Element data from apps and pages:
▬▬▬▬▬▬

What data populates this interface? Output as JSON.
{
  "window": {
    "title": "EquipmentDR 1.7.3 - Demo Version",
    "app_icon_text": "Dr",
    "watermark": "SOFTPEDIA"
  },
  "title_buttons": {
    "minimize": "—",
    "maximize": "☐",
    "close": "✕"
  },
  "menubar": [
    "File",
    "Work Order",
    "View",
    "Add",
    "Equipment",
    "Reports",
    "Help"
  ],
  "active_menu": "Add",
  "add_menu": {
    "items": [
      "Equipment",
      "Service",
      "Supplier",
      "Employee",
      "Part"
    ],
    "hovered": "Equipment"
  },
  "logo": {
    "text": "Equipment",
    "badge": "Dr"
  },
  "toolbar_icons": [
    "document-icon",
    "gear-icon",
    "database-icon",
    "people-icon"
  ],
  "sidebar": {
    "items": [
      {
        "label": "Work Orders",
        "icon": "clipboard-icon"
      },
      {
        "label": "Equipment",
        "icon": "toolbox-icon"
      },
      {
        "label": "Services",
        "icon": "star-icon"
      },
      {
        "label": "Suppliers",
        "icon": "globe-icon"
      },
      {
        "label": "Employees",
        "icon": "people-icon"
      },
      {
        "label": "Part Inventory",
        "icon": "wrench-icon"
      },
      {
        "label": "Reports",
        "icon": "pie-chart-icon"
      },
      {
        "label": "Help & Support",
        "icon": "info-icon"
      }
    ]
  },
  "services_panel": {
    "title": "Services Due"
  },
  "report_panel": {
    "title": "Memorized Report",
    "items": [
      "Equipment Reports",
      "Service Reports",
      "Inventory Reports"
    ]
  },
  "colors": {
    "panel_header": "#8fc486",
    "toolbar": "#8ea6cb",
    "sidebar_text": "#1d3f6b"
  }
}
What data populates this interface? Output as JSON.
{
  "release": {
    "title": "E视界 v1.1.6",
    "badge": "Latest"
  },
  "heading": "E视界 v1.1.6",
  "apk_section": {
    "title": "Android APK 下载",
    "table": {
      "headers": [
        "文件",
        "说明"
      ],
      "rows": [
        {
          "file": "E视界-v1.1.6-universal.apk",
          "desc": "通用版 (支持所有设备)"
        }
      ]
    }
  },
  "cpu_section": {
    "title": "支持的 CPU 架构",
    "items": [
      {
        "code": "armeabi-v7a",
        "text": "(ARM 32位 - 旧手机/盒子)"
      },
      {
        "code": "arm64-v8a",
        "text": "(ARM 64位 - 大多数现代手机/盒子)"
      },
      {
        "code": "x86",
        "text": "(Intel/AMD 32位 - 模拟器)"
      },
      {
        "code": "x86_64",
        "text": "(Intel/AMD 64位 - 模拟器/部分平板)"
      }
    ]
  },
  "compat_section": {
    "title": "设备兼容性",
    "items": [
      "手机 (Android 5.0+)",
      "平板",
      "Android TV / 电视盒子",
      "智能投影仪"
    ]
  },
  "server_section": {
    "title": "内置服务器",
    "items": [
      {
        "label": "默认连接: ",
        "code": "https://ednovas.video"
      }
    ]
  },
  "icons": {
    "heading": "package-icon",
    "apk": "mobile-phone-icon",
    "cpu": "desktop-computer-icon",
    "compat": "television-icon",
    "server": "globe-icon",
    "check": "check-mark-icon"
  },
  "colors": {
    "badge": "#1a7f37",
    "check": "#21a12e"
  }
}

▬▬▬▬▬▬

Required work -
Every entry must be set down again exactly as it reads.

Problem solution -
What data populates this interface? Output as JSON.
{
  "window": {
    "title": "EquipmentDR 1.7.3 - Demo Version",
    "app_icon_text": "Dr",
    "watermark": "SOFTPEDIA"
  },
  "title_buttons": {
    "minimize": "—",
    "maximize": "☐",
    "close": "✕"
  },
  "menubar": [
    "File",
    "Work Order",
    "View",
    "Add",
    "Equipment",
    "Reports",
    "Help"
  ],
  "active_menu": "Add",
  "add_menu": {
    "items": [
      "Equipment",
      "Service",
      "Supplier",
      "Employee",
      "Part"
    ],
    "hovered": "Equipment"
  },
  "logo": {
    "text": "Equipment",
    "badge": "Dr"
  },
  "toolbar_icons": [
    "document-icon",
    "gear-icon",
    "database-icon",
    "people-icon"
  ],
  "sidebar": {
    "items": [
      {
        "label": "Work Orders",
        "icon": "clipboard-icon"
      },
      {
        "label": "Equipment",
        "icon": "toolbox-icon"
      },
      {
        "label": "Services",
        "icon": "star-icon"
      },
      {
        "label": "Suppliers",
        "icon": "globe-icon"
      },
      {
        "label": "Employees",
        "icon": "people-icon"
      },
      {
        "label": "Part Inventory",
        "icon": "wrench-icon"
      },
      {
        "label": "Reports",
        "icon": "pie-chart-icon"
      },
      {
        "label": "Help & Support",
        "icon": "info-icon"
      }
    ]
  },
  "services_panel": {
    "title": "Services Due"
  },
  "report_panel": {
    "title": "Memorized Report",
    "items": [
      "Equipment Reports",
      "Service Reports",
      "Inventory Reports"
    ]
  },
  "colors": {
    "panel_header": "#8fc486",
    "toolbar": "#8ea6cb",
    "sidebar_text": "#1d3f6b"
  }
}
What data populates this interface? Output as JSON.
{
  "release": {
    "title": "E视界 v1.1.6",
    "badge": "Latest"
  },
  "heading": "E视界 v1.1.6",
  "apk_section": {
    "title": "Android APK 下载",
    "table": {
      "headers": [
        "文件",
        "说明"
      ],
      "rows": [
        {
          "file": "E视界-v1.1.6-universal.apk",
          "desc": "通用版 (支持所有设备)"
        }
      ]
    }
  },
  "cpu_section": {
    "title": "支持的 CPU 架构",
    "items": [
      {
        "code": "armeabi-v7a",
        "text": "(ARM 32位 - 旧手机/盒子)"
      },
      {
        "code": "arm64-v8a",
        "text": "(ARM 64位 - 大多数现代手机/盒子)"
      },
      {
        "code": "x86",
        "text": "(Intel/AMD 32位 - 模拟器)"
      },
      {
        "code": "x86_64",
        "text": "(Intel/AMD 64位 - 模拟器/部分平板)"
      }
    ]
  },
  "compat_section": {
    "title": "设备兼容性",
    "items": [
      "手机 (Android 5.0+)",
      "平板",
      "Android TV / 电视盒子",
      "智能投影仪"
    ]
  },
  "server_section": {
    "title": "内置服务器",
    "items": [
      {
        "label": "默认连接: ",
        "code": "https://ednovas.video"
      }
    ]
  },
  "icons": {
    "heading": "package-icon",
    "apk": "mobile-phone-icon",
    "cpu": "desktop-computer-icon",
    "compat": "television-icon",
    "server": "globe-icon",
    "check": "check-mark-icon"
  },
  "colors": {
    "badge": "#1a7f37",
    "check": "#21a12e"
  }
}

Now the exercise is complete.